Until recently, almost half the streetlights of Detroit were dark. Thousands of new streetlights are replacing the old broken ones. Michigan Radio’s Lester Graham caught up with one of several crews installing streetlights in neighborhoods around Detroit and discovered fewer, less expensive lights to power and maintain means a big drop in cost.
When elected, Mayor Duggan took over a city run by someone else: state-appointed Emergency Manager Kevyn Orr. Still, Michigan Radio reports that doesn’t mean Duggan has been denied all the rites of passage of the job including the schlep to Lansing to ask the state Legislature for something. Every mayor has to do it. And Duggan had to go to Lansing with a really big ‘ask.’ We’re talking about the $195 million dollar rescue package for his city (that’s right, ‘rescue,’ ‘settlement.’ Just don’t call it a ‘bailout.’)

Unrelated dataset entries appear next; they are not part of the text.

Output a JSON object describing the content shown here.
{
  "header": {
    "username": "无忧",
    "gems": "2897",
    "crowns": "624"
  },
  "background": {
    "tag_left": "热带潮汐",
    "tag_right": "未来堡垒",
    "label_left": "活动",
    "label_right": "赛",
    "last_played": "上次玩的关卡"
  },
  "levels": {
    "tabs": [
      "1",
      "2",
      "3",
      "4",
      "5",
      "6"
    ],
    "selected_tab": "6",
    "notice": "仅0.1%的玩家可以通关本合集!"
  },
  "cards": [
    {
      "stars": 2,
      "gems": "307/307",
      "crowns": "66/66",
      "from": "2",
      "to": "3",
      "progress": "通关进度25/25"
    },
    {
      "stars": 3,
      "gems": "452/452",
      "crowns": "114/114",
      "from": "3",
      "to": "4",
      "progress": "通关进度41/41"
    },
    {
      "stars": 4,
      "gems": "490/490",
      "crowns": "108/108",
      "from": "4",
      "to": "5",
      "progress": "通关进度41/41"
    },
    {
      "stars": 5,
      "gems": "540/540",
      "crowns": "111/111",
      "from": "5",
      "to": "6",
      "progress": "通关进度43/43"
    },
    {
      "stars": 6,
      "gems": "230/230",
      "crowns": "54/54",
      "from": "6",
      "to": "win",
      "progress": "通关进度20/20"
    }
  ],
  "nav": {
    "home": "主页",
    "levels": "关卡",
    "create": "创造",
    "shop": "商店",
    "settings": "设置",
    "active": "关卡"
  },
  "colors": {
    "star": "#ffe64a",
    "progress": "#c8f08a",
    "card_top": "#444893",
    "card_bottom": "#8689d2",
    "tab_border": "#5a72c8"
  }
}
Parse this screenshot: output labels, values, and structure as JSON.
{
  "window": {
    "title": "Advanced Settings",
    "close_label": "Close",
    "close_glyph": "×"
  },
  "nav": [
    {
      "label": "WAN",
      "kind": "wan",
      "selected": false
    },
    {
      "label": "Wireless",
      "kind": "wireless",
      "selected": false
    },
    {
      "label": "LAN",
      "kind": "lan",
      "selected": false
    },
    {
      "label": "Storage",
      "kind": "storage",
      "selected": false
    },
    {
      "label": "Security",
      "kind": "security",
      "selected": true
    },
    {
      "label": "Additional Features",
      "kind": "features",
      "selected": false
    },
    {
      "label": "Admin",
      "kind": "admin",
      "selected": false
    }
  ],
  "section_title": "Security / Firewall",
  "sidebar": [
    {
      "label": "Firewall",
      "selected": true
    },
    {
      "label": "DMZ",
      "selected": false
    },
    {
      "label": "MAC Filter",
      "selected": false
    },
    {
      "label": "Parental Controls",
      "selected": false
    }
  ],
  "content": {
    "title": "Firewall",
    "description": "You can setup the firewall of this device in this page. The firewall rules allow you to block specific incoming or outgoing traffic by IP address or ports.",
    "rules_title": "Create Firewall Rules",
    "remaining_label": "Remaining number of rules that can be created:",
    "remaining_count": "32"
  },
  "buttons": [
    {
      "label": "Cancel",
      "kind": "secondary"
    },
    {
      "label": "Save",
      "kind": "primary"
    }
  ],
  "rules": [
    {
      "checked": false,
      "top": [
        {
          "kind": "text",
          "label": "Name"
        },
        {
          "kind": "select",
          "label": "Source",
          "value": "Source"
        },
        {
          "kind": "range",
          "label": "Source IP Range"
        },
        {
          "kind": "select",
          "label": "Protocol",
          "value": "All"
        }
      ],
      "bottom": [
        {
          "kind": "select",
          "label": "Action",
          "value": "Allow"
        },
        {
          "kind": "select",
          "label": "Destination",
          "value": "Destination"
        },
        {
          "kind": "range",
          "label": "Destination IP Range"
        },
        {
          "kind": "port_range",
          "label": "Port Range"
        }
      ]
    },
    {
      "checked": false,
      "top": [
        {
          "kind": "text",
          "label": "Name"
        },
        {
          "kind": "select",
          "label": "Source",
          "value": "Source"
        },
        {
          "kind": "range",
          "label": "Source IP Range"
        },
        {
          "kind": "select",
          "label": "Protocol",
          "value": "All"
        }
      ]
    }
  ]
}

WDET’s Quinn Klinefelter found some Detroit residents say the initiatives undertaken by the Mayor are producing mixed results as he works to create what he calls a “livable” city – one that attracts new residents and maintains a stable tax base. WDET’s Pat Batcheller looks at efforts to improve the city’s bus system and transportation department.
Mayor Mike Duggan acknowledged one of the single biggest hurdles city residents face when it comes to transportation during his State of the City address in January: the high cost of auto insurance. WDET’s J. Carlisle Larsen takes a look at what the situation is for drivers in the city.
To get a sense of how a candidate plans for success and how they go about implementing such a strategy when elected, WDET’s Travis Wright spoke with former Mayor Dennis Archer. Twenty years ago this week, Archer, a former Michigan Supreme Court Justice was wrapping up his first six months as mayor. When Archer looked back on those crucial first months in 1994, he said it all started when he tapped six University of Michigan professors to help him craft a city improvement plan in 1990.
-By WDET’s Sandra Svoboda
@WDETSandra and firstname.lastname@example.org
Bankruptcy reporter and Next Chapter Detroit blogger Sandra Svoboda and Bridge Magazine’s Mike Wilkinson join Craig to talk bankruptcy court proceedings and Mayor Mike Duggan. Sandra also tells Craig about the Next Chapter Detroit community meeting that happened earlier this week in Southwest Detroit. “The bankruptcy process is something that has seemed a little bit distant from the neighborhoods at this point. Nobody’s opinions are right or wrong or more important than anyone else’s,” she says.
Detroit Mayor Mike Duggan says his top priority is reversing the city’s population decline. But one thing Duggan has no control over is Detroit’s schools. Michigan Radio’s Sarah Cwiek writes that the city’s education landscape has changed radically, giving parents new school choices. While most parents like having that kind of choice, it’s also resulted in a confusing, patchwork landscape of schools – with no single entity in charge of the whole system.
“When it comes to crime, there are two kinds of conversations Detroiters tend to have. The first kind is with the people who don’t understand why anyone would live in Detroit. And then there are the conversations we have at our dining room tables, with our neighbors or spouses.” As part of the Detroit Journalism Cooperative’s coverage of Mayor Mike Duggan’s first six months in office, Michigan Radio’s Sarah Hulett discusses the calculus of deciding to live in Detroit, based on crime statistics and perceptions.